Happy New Year!!! I’m not sure if it is a good sign or a bad sign that the first time I heard about “Dry January” was one week ago!
Apparently, Dry January began in 2012 as an initiative by Alcohol Change UK, a British non-profit, to ‘ditch the hangover, reduce the waistline and save some money by giving up alcohol for 31 days.”
Now, millions of people take part in the challenge, as they start the new year focusing on their health after (perhaps) weeks of drinking and overeating. Last year, about 41% of the adults surveyed by Civic Science, a worldwide opinion research company, admitted that they intended to take part in Dry January though only 16% actually managed to abstain all month.
— Betty Long, RN, MHA, President/CEO, Guardian Nurses Health Advocates
Let’s Talk About Dry January
If you’re wondering why you should face the world without a sip of wine, beer or spirits for a month — especially during the coldest, darkest, dreariest time of the year — there are some compelling health reasons to do it. Especially for women. Biological sex differences mean women’s bodies absorb more alcohol than men’s and take longer to break it down.
The Centers for Disease Control and Prevention (CDC) warns that alcohol increases the risk of cancer of the mouth, throat, esophagus, liver, colon, and breast among women. Women who drink are also more vulnerable to brain and heart damage than men. Their risk of cirrhosis and other alcohol-related liver diseases is higher than for men.

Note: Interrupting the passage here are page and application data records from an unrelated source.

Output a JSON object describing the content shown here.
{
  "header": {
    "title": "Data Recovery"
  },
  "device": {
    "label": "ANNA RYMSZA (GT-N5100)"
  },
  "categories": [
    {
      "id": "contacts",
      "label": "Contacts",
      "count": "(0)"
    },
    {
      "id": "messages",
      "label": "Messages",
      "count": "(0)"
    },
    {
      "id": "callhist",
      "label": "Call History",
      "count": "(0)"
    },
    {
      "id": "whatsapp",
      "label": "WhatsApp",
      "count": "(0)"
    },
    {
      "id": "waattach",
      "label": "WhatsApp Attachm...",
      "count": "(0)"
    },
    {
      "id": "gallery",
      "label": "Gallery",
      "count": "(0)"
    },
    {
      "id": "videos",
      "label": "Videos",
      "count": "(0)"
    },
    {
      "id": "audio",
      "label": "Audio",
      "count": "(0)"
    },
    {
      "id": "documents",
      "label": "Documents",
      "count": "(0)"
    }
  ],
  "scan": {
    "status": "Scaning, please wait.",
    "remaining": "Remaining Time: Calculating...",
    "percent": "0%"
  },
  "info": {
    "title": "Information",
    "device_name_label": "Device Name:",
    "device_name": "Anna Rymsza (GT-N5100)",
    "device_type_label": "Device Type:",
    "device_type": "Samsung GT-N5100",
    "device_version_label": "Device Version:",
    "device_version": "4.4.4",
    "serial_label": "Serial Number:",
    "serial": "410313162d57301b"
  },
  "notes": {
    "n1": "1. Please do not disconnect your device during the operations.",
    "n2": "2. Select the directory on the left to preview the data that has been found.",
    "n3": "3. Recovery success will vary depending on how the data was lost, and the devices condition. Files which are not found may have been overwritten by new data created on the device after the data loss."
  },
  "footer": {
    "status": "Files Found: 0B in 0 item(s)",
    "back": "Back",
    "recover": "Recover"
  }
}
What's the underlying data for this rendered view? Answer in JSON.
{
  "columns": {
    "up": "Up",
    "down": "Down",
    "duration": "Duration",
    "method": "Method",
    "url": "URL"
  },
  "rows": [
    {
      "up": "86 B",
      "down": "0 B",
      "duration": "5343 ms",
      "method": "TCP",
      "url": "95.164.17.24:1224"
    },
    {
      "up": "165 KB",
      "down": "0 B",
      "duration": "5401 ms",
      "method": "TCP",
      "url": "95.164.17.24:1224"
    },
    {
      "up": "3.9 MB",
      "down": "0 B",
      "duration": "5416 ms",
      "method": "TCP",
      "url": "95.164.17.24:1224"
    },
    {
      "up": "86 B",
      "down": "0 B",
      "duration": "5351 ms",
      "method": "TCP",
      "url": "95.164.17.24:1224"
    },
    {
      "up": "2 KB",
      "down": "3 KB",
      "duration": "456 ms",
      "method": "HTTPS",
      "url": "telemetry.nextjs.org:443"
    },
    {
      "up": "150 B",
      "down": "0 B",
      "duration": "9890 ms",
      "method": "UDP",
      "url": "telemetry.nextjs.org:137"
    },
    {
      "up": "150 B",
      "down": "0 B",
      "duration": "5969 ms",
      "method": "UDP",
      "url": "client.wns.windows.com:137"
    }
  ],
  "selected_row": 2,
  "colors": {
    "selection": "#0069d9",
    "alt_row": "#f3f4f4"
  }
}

Drinking is such a big factor that the CDC has identified limited alcohol intake as one of its four “totally doable New Year’s resolutions” that will reduce the risk breast cancer.
Benefits of Giving Up Alcohol for a Month
Even a brief break can make a difference. Regular drinkers who abstained from alcohol for just one month were found to have a “rapid decrease” in certain chemical messengers in the blood that are associated with cancer progression. These drinkers also saw improvements in their insulin resistance, weight and blood pressure.
While a 30-day abstinence from alcohol won’t erase the damage that years of heavy drinking can do, heavy drinkers who take a break might also notice they have less heartburn and reflux, feel less irritable and anxious, and have fewer headaches.
Tips for Staying Motivated
As with a diet that deprives you of all treats, Dry January doesn’t have to be all or nothing. One of my friends is calling her January a ‘damp January.’ Another friend is giving up alcohol for one week out of the month. The goal is to consciously drink less even if you don’t give up alcohol altogether.
- Find a substitute to drink. Fill your wine glass with water that’s infused with fruit or flavored sparkling water. For me, I’m trying ginger beer.
- Cultivate a new way to cope in social settings. Delay and distract, or walk out of the room and do some breathing exercises—maybe you won’t need the drink anymore. Remember, it’s easier than ever to socialize without booze. The ‘sober curious’ trend has prompted alcohol-free bars and events to pop up across the U.S. Companies are also offering more non-alcoholic beverages.
- Create a strong support network. Let friends and loved ones encourage you, keep you accountable and perhaps do the challenge with you.
- Write about it. Try journaling during your dry month to help you see patterns. When did you have the strongest urges to drink? When did you miss it most? If you vow to make it through a month booze-free and still end up having a drink at a party or with dinner, don’t feel like you’re a failure and don’t get too down on yourself. But if you’ve noticed you’re drinking more frequently or the amount is increasing over time, think about exploring that. Maybe try another ‘dry’ month?
- If you’re not sure that Dry January is right for you, how ’bout trying Damp January? Damp January means decreasing your alcohol intake without completely abstaining. You can either alternate between non-alcoholic or alcoholic beverages, reducing the number of drinks, and/or drinking low-alcohol options. Many people find this model more sustainable in the long run, which leads to healthier drinking habits past January.
If you’re actively abstaining during this January, congratulations. If you’re curious to try or late to the game, like me, it’s not too late to start. Maybe think about tackling February in your own non-alcoholic way. Beyond the immediate health benefits, a dry month may help you break bad habits, reflect on the role that alcohol plays in your life–and give you an opportunity to make healthier choices long after this month ends.